You say grenache, I say garnacha. It’s an old French—I mean Spanish—ditty, but then the Italians refer to it as cannonau so maybe we should just call the whole thing off. But wait a minute. Why not try something different before you slide back into your cabernet/pinot noir comfort zone.
Unlike widely popular mainstream varietals such as the aforementioned cabernet sauvignon or pinot noir—and you can add shiraz, merlot, sauvignon blanc, and chardonnay to that mix—grenache, or more properly grenache noir, is more likely to be linked to an appellation or blend than to its grape name. It’s hard to believe, given it is known to be the world’s fourth most widely planted (200,000 hectares) grape used to make red wine. Solo versions are often camouflaged by appellations or fantasy names, although you are just as likely to encounter grenache in a red blend and, more recently, in the rush to trendy rosé.
In many ways, grenache is a grape that does far better in blind tastings than it does when poured in the open. Think The Voice versus American Idol. That’s because in a wine world infatuated by cool climates and extreme terroirs, where grapes barely cling to life in the vineyard, grenache thrives in warm sites; it often has less colour than its always serious competitors, with more alcohol, and it tends to brown or oxidize earlier in bottle and hence in the glass.
On the other hand, it has an amazing black fruit or raspberry quality that can make it very attractive on the nose, it is low in tannins, and it seldom sees a lot of new oak. These three crucial factors point to smooth textures and an overtly friendly character in the glass, especially with food.
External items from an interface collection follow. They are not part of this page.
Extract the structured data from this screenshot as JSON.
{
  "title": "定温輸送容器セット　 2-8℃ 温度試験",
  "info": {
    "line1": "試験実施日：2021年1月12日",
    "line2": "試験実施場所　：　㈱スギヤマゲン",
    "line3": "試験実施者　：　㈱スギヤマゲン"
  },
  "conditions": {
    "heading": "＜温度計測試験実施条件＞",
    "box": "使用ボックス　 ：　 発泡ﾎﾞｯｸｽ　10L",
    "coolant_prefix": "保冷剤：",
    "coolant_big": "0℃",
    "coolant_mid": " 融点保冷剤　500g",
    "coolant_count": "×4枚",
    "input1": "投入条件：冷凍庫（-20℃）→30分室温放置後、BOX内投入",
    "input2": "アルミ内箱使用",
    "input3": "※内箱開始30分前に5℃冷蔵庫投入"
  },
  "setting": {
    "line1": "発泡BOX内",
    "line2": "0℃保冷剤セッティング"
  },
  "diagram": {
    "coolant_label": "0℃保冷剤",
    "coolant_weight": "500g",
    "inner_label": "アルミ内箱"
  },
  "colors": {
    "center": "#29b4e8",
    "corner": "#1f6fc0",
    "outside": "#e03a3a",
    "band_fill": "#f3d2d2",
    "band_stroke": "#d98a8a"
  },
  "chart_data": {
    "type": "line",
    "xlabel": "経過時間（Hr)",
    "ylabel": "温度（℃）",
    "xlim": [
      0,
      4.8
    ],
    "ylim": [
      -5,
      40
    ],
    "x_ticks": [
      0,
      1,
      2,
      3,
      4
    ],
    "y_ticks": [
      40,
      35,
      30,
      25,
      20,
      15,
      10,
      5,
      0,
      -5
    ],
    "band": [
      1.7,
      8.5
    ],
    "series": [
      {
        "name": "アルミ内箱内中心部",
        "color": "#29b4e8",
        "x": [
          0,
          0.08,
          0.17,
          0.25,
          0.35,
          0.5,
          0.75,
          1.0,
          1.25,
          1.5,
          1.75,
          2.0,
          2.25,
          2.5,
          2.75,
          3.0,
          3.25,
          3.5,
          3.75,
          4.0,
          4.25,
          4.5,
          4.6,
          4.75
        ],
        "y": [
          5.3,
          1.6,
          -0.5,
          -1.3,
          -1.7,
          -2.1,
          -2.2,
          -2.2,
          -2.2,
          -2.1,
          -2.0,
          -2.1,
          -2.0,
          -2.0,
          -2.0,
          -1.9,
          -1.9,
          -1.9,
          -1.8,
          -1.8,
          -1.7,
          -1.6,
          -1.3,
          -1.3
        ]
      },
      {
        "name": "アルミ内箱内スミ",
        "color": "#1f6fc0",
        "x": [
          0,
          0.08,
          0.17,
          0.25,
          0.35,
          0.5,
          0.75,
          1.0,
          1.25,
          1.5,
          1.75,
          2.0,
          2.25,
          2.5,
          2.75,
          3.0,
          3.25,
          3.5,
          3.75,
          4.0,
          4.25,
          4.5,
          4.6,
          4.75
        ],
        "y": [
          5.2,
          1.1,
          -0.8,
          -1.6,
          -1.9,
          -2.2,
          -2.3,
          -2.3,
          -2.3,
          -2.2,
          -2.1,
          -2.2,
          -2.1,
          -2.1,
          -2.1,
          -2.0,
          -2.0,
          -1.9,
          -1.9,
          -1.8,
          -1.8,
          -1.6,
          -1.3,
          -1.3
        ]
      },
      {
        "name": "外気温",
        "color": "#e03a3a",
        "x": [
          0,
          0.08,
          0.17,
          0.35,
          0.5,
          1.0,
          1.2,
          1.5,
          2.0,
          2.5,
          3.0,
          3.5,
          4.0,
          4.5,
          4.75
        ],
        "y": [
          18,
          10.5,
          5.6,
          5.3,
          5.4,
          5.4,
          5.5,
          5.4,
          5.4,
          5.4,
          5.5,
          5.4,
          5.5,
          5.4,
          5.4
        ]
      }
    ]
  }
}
That cannot be overlooked.
At the first-ever grenache conference in September 2010, noted writer Steven Spurrier was on a panel reporting the advantages of grenache: “It is eco-friendly, long-lived (it has more old vines than any other variety), economical to farm, adapts to small production, and is the perfect grape for blending or for use on its own.”
Grenache is the principal component in most every Southern Rhône red blend and it is likely best known as the base grape found in most Châteauneuf-du-Pape, Côtes du Rhône, and Gigondas, yet the royalty bestowed by French appellations alone is not enough to give grenache a serious standing in the wine community. That help is coming from other countries.
Spain, where grenache is garnacha, is the heartland of the variety. It is an important player in Catalonia. In Priorat, where famed winegrower Alvaro Palacios is making waves, garnacha was on the decline until the mid-1990s. Palacios has become a fanatic, to say the least, of the juicy red grape, converting and planting bush vine garnacha on the schists of Priorat in search of wines brimming with finesse and elegance. His L’Ermita is the ultimate ethereal expression of the variety.
Bush vines are no strangers in Australia, where extensive grenache plantings have yielded some terrific bottles, albeit a bit more boisterous than their European counterparts. California’s central coast Rhone Rangers have dabbled with grenache for a couple of decades, although few pure varietal grenache have made their way to the markets. In Italy, more specifically the island of Sardinia, grenache is known as cannonau. Some have suggested it was the Italian cannonau that was exported to Spain and France after its occupation of Sardinia.
Of note from around the world: Austin Hope Grenache (USA); Argiolas Cannonau di Sardegna (Italy); Artazuri Garnacha (Spain); Castillo de Monséran Old Vine Garnacha (Spain); D’Arenberg Custodian Grenache (Australia); Shatter Cotes Catalanes (France); and Yalumba Bush Vine Grenache (Australia).
Locally, Okanagan producers are probing grenache, and it seems as if it could be a fit in the South Okanagan. The Okanagan versus Priorat or Barossa may seem absurd, but when you are moved by a voice (taste) instead of looks and mannerisms (labels), you may just find your place among a sea of idols.